CAB: I’m not sure I can fully answer that question.
Maybe, if I can step back from the question, and to say, I think what’s driving a lot of these cases about religious freedom is a sense among many conservative Christians, that the United States is no longer a Christian nation. I want to make it clear that the United States has never been a Christian nation, constitutionally. We were founded on the principle of religious freedom. But it is true that for much of American history, Christians, particularly Protestant Christians have dominated the landscape.
That is rapidly changing. And so these religious freedom cases, I think, are coming from Christians who feel as if they no longer have the power that they once had. And so when they’re talking about religious freedom, they’re often talking about their own religious power.
FM: So on that same thread of all American presidents having been or having publicly been thought to have been Christian, and the majority of politicians as well, what are the dangers of having political power be dominated by one religious group, even though it’s not constitutionally written?
CAB: I think that the founders were quite clear that there would be no religious test for federal office. And I think that the fact that we have had really all Protestant presidents with two Catholics — Joe Biden is the second Catholic — has meant that it has been harder for other religious groups to feel fully included, and to feel as if their voices are heard.
So for people who are not Christian, I think they’re very aware that this nation remains highly influenced by Protestantism. So it’s hard to imagine right now, having a president who isn’t affiliated with Christianity, but I think it will be a very positive thing for the country when it happens.
FM: Do you think to diversify religious representation, it would be more worthwhile to push for a broader array of religious voices in government, or a harder separation of church and state?

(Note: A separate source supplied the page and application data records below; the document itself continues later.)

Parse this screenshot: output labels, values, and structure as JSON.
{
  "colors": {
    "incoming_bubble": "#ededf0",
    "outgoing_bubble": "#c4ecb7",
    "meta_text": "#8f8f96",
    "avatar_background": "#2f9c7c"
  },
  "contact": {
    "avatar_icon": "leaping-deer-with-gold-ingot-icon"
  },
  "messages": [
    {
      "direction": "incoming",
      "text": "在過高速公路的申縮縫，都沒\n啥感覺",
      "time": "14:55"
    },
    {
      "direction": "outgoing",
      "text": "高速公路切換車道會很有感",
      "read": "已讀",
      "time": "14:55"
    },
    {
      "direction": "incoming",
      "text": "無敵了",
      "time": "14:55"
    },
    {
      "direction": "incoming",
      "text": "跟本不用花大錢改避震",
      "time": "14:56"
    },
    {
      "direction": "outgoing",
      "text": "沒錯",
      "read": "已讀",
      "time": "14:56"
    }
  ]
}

CAB: I think it’s really important for people to feel as if their voices are heard.
I think that we would benefit from a greater variety of religious voices and non-religious voices in political positions. I also think it’s really important for ordinary people to feel as if they are not forbidden from expressing their religious views in public.
FM: What is one female historical figure that you admire and why?
CAB: So I wrote a book called Sarah Osborne’s World: The Rise of Evangelical Christianity in Early America.
Sarah Osborne was a woman who was born in England and lived in Newport, Rhode Island. She was a poor woman who suffered a number of tragedies in her life. I really admired her determination to always see the goodness in life.
She was a Calvinist Christian, which meant that she believed that everything in the world happened for a reason and everything was providential. And so she suffered many things. But often, she wrote about her determination, not to despair, and not to give up hope.
FM: As an alumnus of both Harvard and Yale, who do you root for at Harvard-Yale Football games?
CAB: This is an easy one. I don’t go to Harvard-Yale football games. But if I were going to root, of course I would root for Harvard.